In the previous posts we talked about how to create a budget for your game, some helpful tips if you’re not a programmer and finally we went over the best ways to help you in getting started. Now it’s time to talk about actually making something you can actually call the game.
What is a Minimum Viable Product (MVP)?
The idea of a MVP is to take the core mechanics of your game without any thrills or bells and whistles and put them to the test. This helps you get a working product and make iterations on it if you notice something doesn’t work the way you intended or just isn’t fun to play. This is also a huge way to save time and energy if say, that feature you spent months making graphics and 3D models and sounds for isn’t actually all that fun and you end up just tossing it out later.
How do I decide what is MVP?
First let’s take time to look at the features you wrote down when you were getting started. Now go through your list and take everything out that isn’t 100% essential to a base line working game. This usually includes things like, energy booster packs or power ups or multiple levels, or more advanced variations on a more basic feature. This also includes most graphics and 3D models and sounds and sound effects. While those are nice to have most times they are not actually essential to a working, playable game. Take pong for instance, you can play the core mechanics of the game with square pixel art just as well as you can with a 3D soccer ball with trail effects and a flashy background of a soccer field with soccer goals and kicking sounds every type you hit the ball. The core mechanics of the game remain the same despite the addition of the graphics and sounds and sound effects.
Prioritize speed and working game mechanics over quality
Since your MVP is essentially your playground to test out your game ideas we don’t want to spend thousands of hours perfecting something before we can even figure out if it’s going to work well enough or not. That means your super special spin kick with high quality physics computations isn’t all that important when you realize enemies are too hard to kill or the level isn’t playable or your character can die too easily.
Instead use this time to make something ugly, crappy, and even glitchy as long as the core game mechanics are in place and working. This will start to give you a feel for how what you’re making will actually play. It will tell you right away if something is too hard, or a level is too short, or your character is jumping too high or not high enough, or that your quest system is impossible to complete.
For a lot of people this kind of thing makes them feel “icky” and instead they strive right away for the “perfect, glitch free” game right from the start. This will lead you down the rabbit hole of not good enoughs. The character’s movement isn’t good enough, or the colors aren’t good enough, or the music, etc, etc. Striving for perfection at this stage is a totally moot point when you don’t even know if your base line is even worth putting the time and effort into it.

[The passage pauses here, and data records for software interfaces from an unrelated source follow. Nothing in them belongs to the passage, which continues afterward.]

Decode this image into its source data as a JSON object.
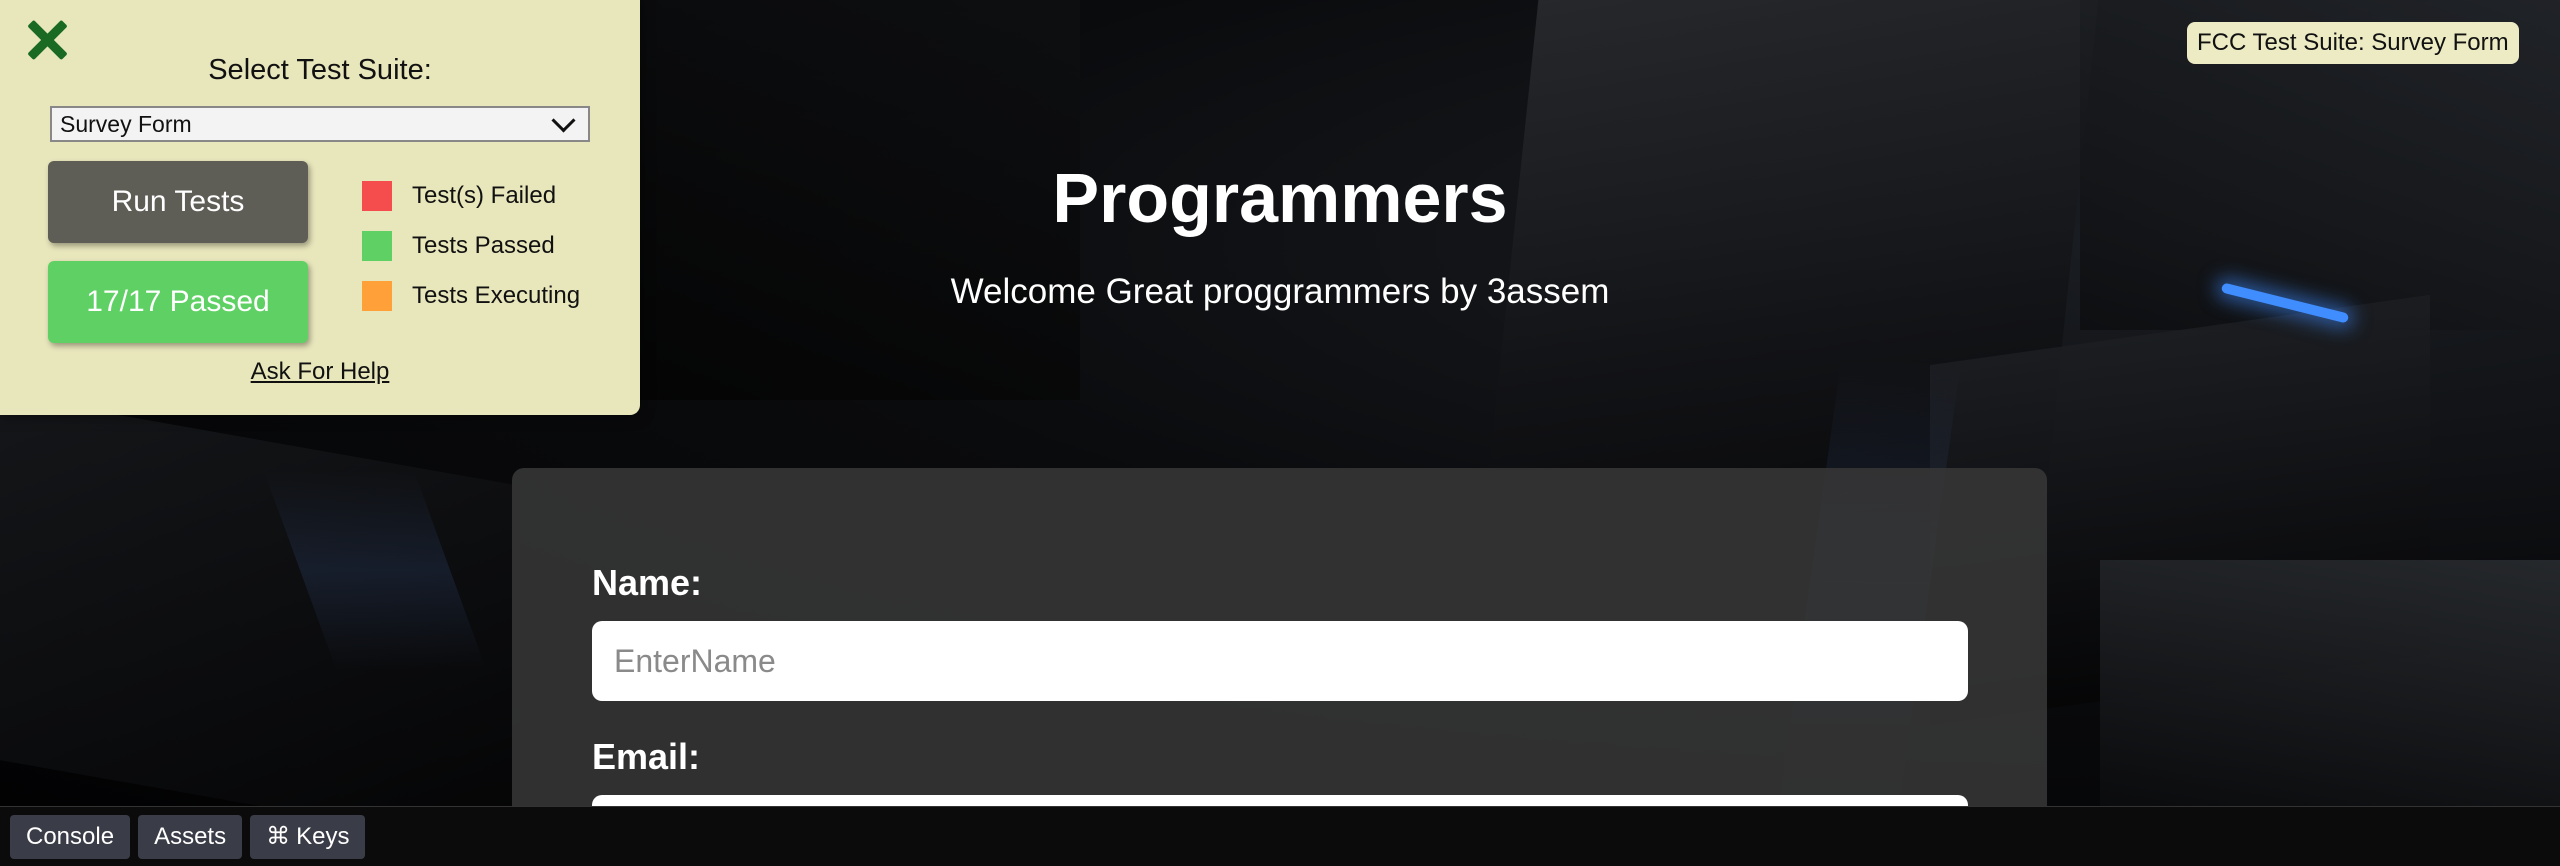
{
  "fcc_panel": {
    "suite_label": "Select Test Suite:",
    "suite_selected": "Survey Form",
    "run_button": "Run Tests",
    "result_button": "17/17 Passed",
    "legend": [
      {
        "label": "Test(s) Failed",
        "color": "#f54d4d"
      },
      {
        "label": "Tests Passed",
        "color": "#5fd164"
      },
      {
        "label": "Tests Executing",
        "color": "#ffa038"
      }
    ],
    "help_link": "Ask For Help"
  },
  "suite_badge": "FCC Test Suite: Survey Form",
  "header": {
    "title": "Programmers",
    "subtitle": "Welcome Great proggrammers by 3assem"
  },
  "form": {
    "name_label": "Name:",
    "name_placeholder": "EnterName",
    "email_label": "Email:"
  },
  "dev_toolbar": {
    "console": "Console",
    "assets": "Assets",
    "keys_symbol": "⌘",
    "keys": "Keys"
  },
  "colors": {
    "panel_bg": "#e8e6bb",
    "close_icon": "#1a6a24",
    "run_button_bg": "#5e5d56",
    "passed_button_bg": "#5fd164",
    "form_card_bg": "#373737",
    "accent_glow": "#3f8dff"
  }
}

MVP done? Now it’s time for feedback!
Once you have some semblance of an MVP it’s time for you to get feedback. I like to get feedback as soon as possible that what it’s easier to change things that I may have missed earlier in the process when there are fewer things to take into account in the big picture of the gameplay.
Feedback is also a great way to find issues you hadn’t considered such as the speed of this level gives me a headache or I can’t tell the difference between an ally or enemy. It will also help you figure out what other people think about the game and if they find it fun to play or not. After all, no one wants to spend time playing a game if they don’t think it’s fun, or it’s too hard to learn, or it’s too slow/fast to keep their attention. That

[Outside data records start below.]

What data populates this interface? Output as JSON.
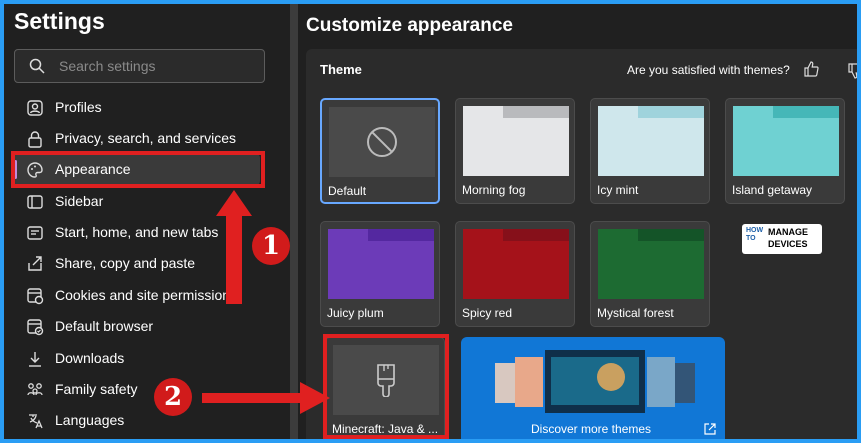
{
  "sidebar": {
    "title": "Settings",
    "search_placeholder": "Search settings",
    "items": [
      {
        "label": "Profiles",
        "icon": "profile-icon"
      },
      {
        "label": "Privacy, search, and services",
        "icon": "lock-icon"
      },
      {
        "label": "Appearance",
        "icon": "palette-icon",
        "active": true
      },
      {
        "label": "Sidebar",
        "icon": "sidebar-icon"
      },
      {
        "label": "Start, home, and new tabs",
        "icon": "home-tabs-icon"
      },
      {
        "label": "Share, copy and paste",
        "icon": "share-icon"
      },
      {
        "label": "Cookies and site permissions",
        "icon": "cookies-icon"
      },
      {
        "label": "Default browser",
        "icon": "browser-icon"
      },
      {
        "label": "Downloads",
        "icon": "download-icon"
      },
      {
        "label": "Family safety",
        "icon": "family-icon"
      },
      {
        "label": "Languages",
        "icon": "languages-icon"
      }
    ]
  },
  "main": {
    "title": "Customize appearance",
    "theme_heading": "Theme",
    "satisfied_text": "Are you satisfied with themes?",
    "themes": [
      {
        "name": "Default",
        "selected": true,
        "icon": "no-symbol-icon"
      },
      {
        "name": "Morning fog",
        "color": "#e5e6e8",
        "tab": "#b9babd"
      },
      {
        "name": "Icy mint",
        "color": "#cfe7ec",
        "tab": "#9fd3dc"
      },
      {
        "name": "Island getaway",
        "color": "#6fd1d2",
        "tab": "#45b7b8"
      },
      {
        "name": "Juicy plum",
        "color": "#6c3bb8",
        "tab": "#5428a0"
      },
      {
        "name": "Spicy red",
        "color": "#a5121a",
        "tab": "#86101a"
      },
      {
        "name": "Mystical forest",
        "color": "#1d6b32",
        "tab": "#145428"
      },
      {
        "name": "Minecraft: Java & ...",
        "icon": "paintbrush-icon"
      }
    ],
    "discover_label": "Discover more themes"
  },
  "annotations": {
    "step1": "1",
    "step2": "2",
    "color": "#e02020"
  },
  "watermark": {
    "how": "HOW",
    "to": "TO",
    "manage": "MANAGE",
    "devices": "DEVICES"
  }
}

Word of Advice on MVP Feedback
Don’t ignore constructive criticism even if it’s not what you want to hear. That doesn’t mean you have to change or add anything anyone has ever asks you for — it means you need to take those things into consideration going forward. Ignore the feedback that focus on your aesthetics — at least initially — because you can always change and fix those later and an MVP really shouldn’t focus on graphics at this point. Core mechanics and gameplay are much harder to tackle and fix once you’ve invested lots of time and energy into them.